• [Your assignment]: Report how many lines in the data below hold the string "icon". Nothing else should appear in the answer.

• [Records to process]:

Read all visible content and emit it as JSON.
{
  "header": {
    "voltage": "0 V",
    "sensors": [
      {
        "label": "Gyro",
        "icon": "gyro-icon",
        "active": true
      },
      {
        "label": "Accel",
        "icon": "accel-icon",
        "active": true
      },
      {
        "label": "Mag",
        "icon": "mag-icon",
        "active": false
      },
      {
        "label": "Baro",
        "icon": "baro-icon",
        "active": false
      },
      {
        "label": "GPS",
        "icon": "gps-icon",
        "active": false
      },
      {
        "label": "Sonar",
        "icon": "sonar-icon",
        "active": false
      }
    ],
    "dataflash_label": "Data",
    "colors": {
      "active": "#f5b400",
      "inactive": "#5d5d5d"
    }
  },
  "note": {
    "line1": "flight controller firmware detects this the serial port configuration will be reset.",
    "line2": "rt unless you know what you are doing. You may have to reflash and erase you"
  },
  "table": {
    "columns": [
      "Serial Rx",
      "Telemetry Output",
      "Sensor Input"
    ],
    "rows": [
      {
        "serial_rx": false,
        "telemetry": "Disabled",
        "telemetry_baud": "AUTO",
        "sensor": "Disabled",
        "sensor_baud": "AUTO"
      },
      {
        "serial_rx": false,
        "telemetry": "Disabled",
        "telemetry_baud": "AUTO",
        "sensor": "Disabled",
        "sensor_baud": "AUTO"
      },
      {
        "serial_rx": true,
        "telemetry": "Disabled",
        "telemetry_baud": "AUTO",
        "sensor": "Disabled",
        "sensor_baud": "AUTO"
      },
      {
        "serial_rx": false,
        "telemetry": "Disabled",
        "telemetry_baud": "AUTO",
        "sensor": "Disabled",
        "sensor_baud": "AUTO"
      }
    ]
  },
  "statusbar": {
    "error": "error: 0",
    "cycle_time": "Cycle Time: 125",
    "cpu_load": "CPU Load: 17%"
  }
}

• [Response area]: 6